§ Task statement
Count every line of the data that includes "values". State only the number.

§ Entries provided
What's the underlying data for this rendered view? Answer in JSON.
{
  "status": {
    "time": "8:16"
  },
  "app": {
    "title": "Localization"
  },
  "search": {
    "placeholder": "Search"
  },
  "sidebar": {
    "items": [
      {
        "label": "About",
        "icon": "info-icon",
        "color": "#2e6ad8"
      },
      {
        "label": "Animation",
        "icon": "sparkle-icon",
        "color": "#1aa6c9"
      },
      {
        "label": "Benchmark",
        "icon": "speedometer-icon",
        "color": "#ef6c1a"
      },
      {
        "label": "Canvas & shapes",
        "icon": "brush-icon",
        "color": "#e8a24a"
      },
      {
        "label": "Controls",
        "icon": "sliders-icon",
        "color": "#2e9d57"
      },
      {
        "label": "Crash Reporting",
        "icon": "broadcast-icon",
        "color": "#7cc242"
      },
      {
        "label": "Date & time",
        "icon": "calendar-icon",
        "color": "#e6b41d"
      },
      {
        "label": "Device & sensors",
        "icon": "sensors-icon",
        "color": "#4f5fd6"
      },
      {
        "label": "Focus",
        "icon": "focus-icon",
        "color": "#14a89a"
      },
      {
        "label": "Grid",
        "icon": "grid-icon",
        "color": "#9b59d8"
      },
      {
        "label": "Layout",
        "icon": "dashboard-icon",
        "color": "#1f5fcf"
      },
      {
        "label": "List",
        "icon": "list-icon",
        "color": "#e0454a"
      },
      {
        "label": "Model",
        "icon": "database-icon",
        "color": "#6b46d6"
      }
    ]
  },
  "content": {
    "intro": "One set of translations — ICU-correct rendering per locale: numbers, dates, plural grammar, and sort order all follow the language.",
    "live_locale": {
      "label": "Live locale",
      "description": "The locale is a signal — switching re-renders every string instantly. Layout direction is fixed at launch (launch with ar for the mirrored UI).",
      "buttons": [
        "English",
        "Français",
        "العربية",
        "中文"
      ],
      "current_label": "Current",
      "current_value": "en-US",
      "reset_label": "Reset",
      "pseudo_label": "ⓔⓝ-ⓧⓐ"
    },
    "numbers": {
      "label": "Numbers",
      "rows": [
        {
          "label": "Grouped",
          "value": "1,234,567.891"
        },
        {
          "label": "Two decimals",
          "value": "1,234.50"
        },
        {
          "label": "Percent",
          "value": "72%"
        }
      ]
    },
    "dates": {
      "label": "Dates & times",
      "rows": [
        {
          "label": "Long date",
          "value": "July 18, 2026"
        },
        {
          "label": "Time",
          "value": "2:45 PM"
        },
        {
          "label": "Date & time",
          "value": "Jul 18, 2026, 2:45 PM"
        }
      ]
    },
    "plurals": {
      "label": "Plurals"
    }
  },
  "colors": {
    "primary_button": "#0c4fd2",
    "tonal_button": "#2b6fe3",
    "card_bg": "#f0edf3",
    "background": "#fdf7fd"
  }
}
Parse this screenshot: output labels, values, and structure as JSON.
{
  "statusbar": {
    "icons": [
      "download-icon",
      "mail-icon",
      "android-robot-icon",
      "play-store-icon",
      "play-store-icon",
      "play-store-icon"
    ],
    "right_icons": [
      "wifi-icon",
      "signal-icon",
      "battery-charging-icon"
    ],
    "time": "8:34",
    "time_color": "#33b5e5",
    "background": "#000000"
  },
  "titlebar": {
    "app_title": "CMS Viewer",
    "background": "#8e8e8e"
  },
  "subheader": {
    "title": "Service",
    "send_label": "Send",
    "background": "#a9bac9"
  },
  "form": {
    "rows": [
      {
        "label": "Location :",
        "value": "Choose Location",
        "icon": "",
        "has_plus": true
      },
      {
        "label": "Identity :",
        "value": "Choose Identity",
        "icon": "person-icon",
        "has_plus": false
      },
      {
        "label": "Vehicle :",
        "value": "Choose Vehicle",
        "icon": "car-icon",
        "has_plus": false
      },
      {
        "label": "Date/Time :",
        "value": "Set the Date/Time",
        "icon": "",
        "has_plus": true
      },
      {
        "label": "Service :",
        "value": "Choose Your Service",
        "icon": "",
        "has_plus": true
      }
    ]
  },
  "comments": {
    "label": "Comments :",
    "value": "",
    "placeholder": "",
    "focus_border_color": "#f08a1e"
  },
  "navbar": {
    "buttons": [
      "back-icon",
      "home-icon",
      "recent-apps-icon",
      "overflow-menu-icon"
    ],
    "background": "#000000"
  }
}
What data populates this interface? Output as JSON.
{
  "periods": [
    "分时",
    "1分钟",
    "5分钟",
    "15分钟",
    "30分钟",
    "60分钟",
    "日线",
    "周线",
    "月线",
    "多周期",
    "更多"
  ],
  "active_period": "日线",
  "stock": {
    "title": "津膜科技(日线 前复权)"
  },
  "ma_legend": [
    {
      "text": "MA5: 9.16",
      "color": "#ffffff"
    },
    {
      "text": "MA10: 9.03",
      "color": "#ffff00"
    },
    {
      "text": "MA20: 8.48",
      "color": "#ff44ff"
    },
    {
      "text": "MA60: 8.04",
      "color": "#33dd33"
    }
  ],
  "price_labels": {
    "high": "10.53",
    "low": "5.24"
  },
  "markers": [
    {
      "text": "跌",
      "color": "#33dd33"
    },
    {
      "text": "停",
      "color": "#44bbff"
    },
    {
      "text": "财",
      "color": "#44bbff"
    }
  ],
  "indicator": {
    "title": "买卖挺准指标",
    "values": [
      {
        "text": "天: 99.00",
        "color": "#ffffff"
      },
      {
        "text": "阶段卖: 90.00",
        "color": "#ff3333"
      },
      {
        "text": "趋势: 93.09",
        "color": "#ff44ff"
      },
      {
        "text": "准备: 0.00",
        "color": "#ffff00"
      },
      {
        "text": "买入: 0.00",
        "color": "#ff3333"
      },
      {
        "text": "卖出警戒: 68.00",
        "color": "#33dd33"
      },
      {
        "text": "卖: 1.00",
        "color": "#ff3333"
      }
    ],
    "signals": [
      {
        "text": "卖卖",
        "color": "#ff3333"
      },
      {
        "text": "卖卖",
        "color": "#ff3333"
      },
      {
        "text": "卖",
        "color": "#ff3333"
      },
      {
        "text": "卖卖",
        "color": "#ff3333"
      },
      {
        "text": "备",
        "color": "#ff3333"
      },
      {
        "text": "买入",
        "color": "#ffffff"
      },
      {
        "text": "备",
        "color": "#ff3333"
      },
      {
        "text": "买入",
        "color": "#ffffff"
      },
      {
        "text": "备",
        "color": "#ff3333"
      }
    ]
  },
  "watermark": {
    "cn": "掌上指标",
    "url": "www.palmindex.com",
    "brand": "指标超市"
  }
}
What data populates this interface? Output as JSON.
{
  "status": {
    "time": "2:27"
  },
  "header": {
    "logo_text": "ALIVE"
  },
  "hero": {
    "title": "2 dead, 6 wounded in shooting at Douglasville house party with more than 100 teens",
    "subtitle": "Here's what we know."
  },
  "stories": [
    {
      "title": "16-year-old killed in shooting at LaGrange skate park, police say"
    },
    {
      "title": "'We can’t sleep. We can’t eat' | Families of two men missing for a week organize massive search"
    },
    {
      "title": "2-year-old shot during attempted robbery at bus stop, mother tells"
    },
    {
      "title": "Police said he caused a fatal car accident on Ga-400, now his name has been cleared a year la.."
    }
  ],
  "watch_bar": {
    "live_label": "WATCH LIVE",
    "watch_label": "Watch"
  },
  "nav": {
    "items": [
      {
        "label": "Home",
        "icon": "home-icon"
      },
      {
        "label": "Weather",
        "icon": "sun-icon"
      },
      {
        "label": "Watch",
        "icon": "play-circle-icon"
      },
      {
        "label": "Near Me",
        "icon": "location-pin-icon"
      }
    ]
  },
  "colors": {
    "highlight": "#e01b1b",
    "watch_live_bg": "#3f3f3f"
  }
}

§ Exercise output
2